Urbanisation is seen as a solution to the current environmental crisis, yet at the same time the global trend towards urbanisation is having a detrimental effect on our mental health. Young people are particularly affected by mental health concerns, and the situation has worsened during the Covid-19 pandemic.
Access to neighbourhood green space has always been especially important for those who don’t regularly move around the city or travel outside of the city, such as younger and older people. There is plenty of evidence that exposure to green environments promotes better mental health for young people. For example, relatively short ‘doses’ of 15 minutes walking in urban parks can reduce self-reported symptoms of anxiety, and walking along greener streets elicits more positive emotional reactions than walking along regular city streets. An increasing number of longitudinal studies link residential exposure to green space in childhood with longer-term improvements in adolescent mental health.
Two major pathways linking exposure to green space and improved mental health include opportunities for physical activity and social interaction, both of which are good for mental health. Physical activity in turn promotes better sleep cycles, and outdoor activities build social relationships and social cohesion. The role of neighbourhood green space in promoting outdoor exercise is particularly important for young people, who are less likely to own a car or have access to private gardens. And during recent periods of lockdown, when young people were not able to attend school, college/university or clubs, neighbourhood green space became the only place that they could meet friends.
Another important pathway is contact with nature – ‘attention restoration theory’ holds that natural environments are restorative because they engage indirect attention. While young people themselves value the restorative qualities of nature, they also recognise that it is as much what is absent as what is present in green spaces that helps them to relax and feel less stressed – the lack of traffic, noise, pollution and social media. As well as providing a refuge away from the actual noises of an urban environment, green space also psychologically reduces perceived noise. It seems that the presence of nature and absence of modern-day distractions and stressors creates a space for ‘effortless mindfulness’, resulting in benefits similar to those of yoga.
Feeling more relaxed is also likely to improve problem-solving, another route to reducing anxiety and depression for young people.

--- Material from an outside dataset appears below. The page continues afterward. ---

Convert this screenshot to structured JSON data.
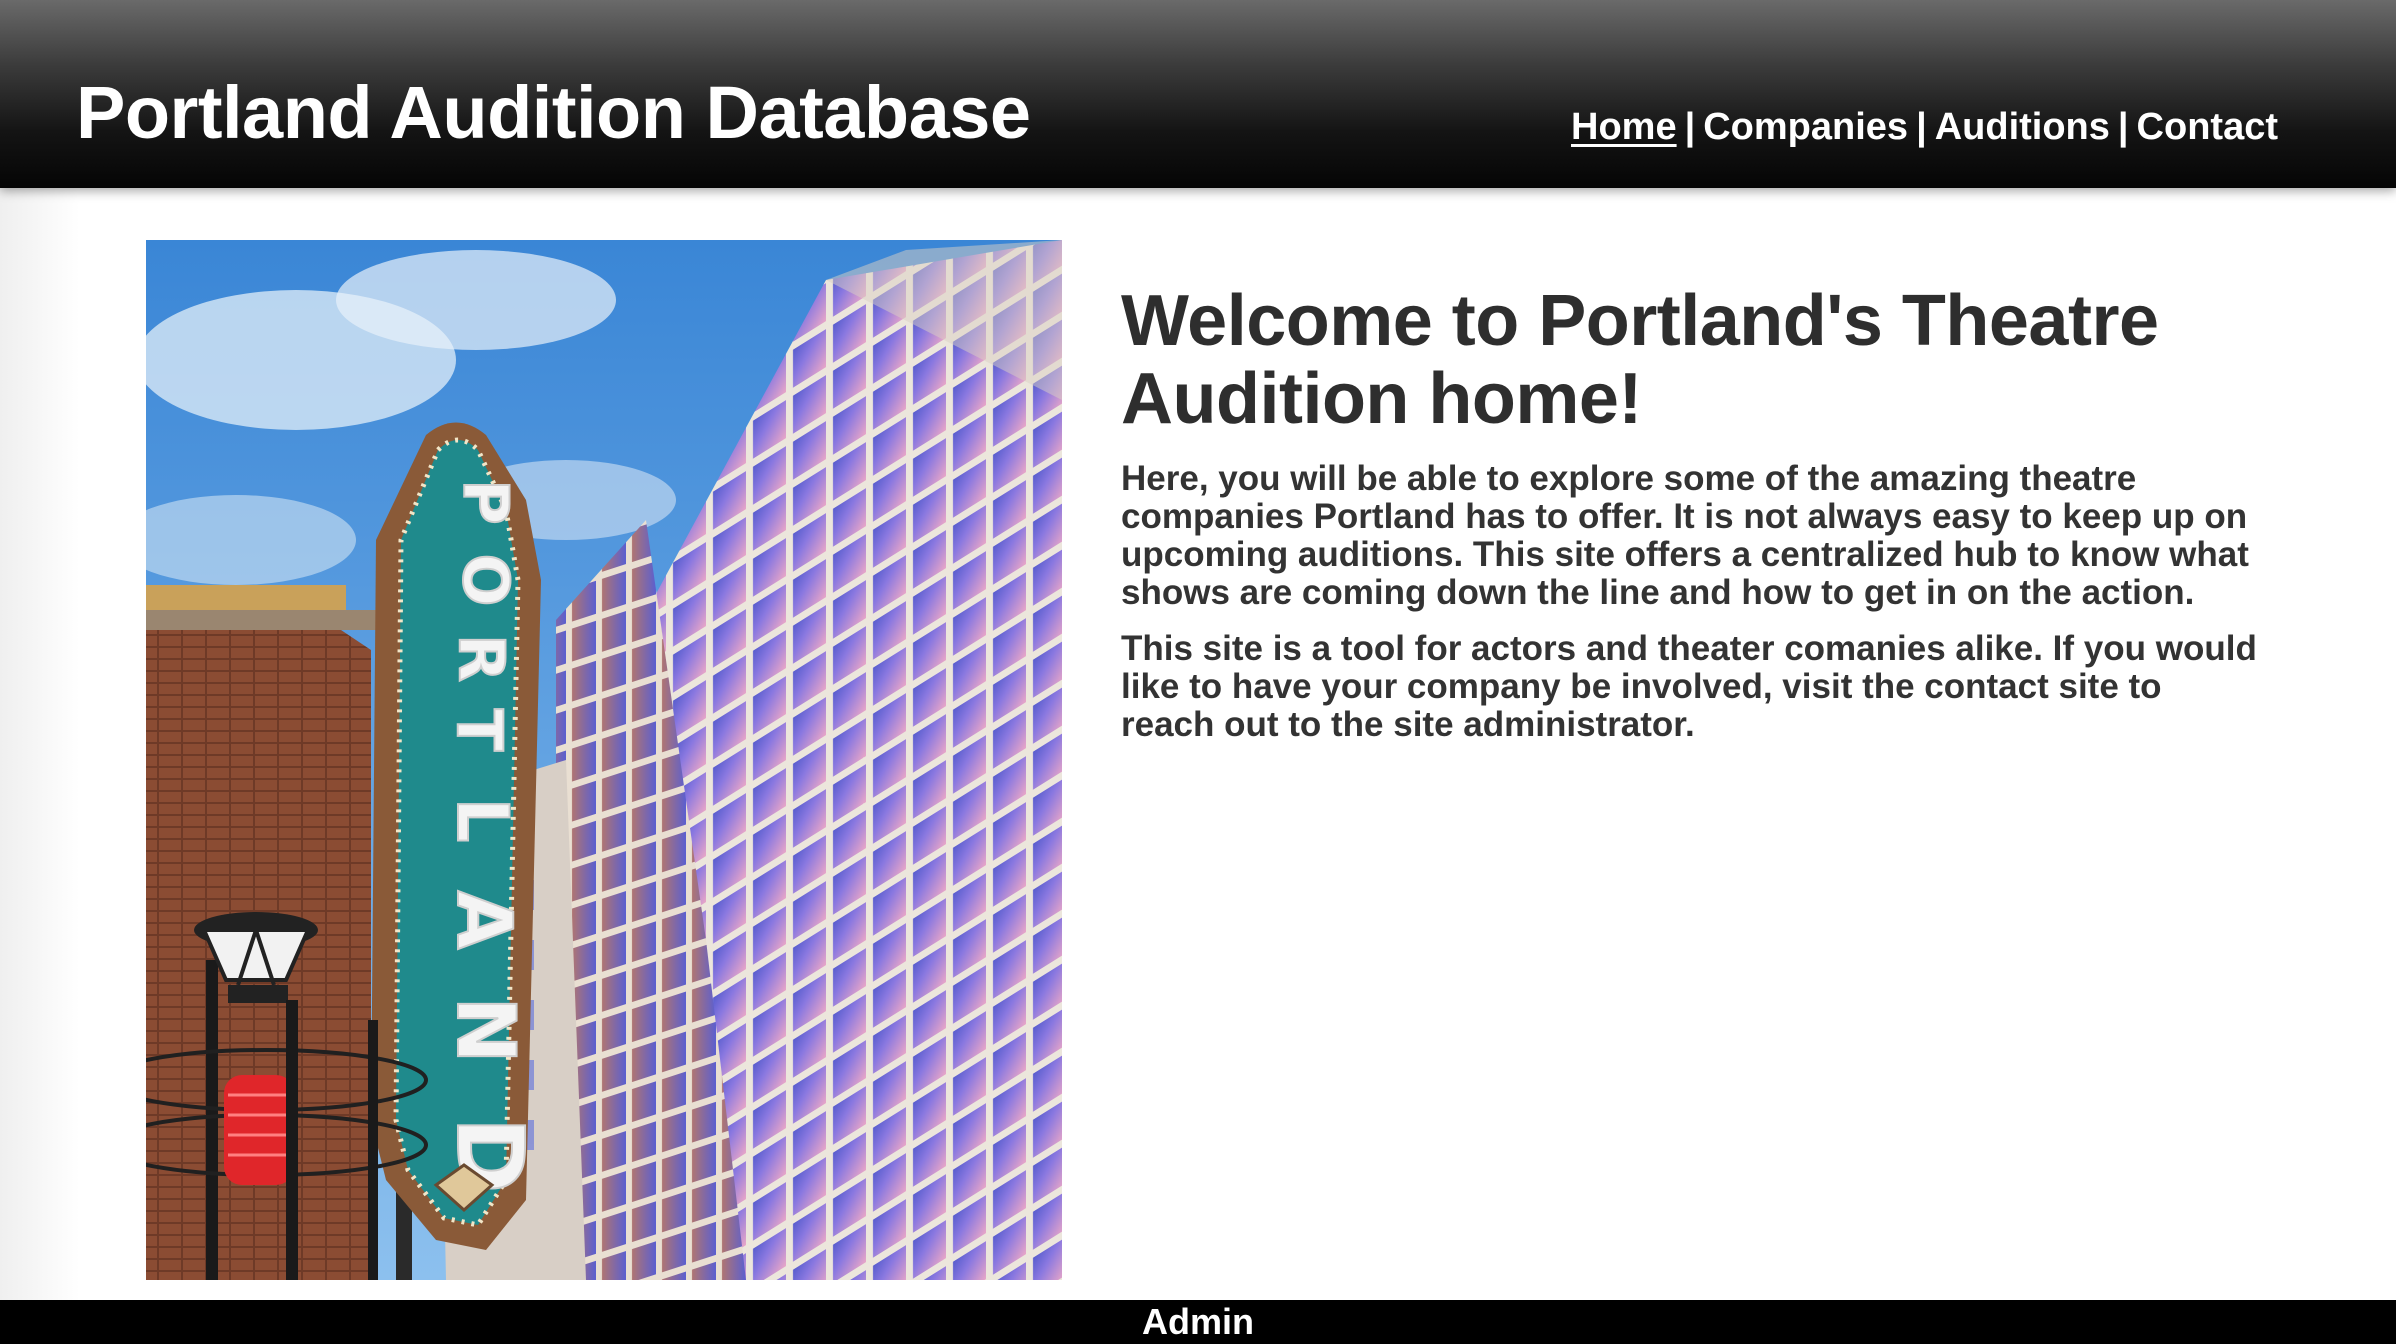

Despite these multiple pathways to better mental health, there is evidence that young people under-estimate the benefits of green spaces, and therefore do not use them as often as they might to improve their mental health. We need to work with young people to understand more about how to encourage use of urban green spaces by this age group, as design tends to focus on the needs of adults and young children.
In the next EURA Conversation, Dannielle Sinnett, University of the West of England, Bristol explores changes in the use of urban green spaces before and during the Covid-19 pandemic.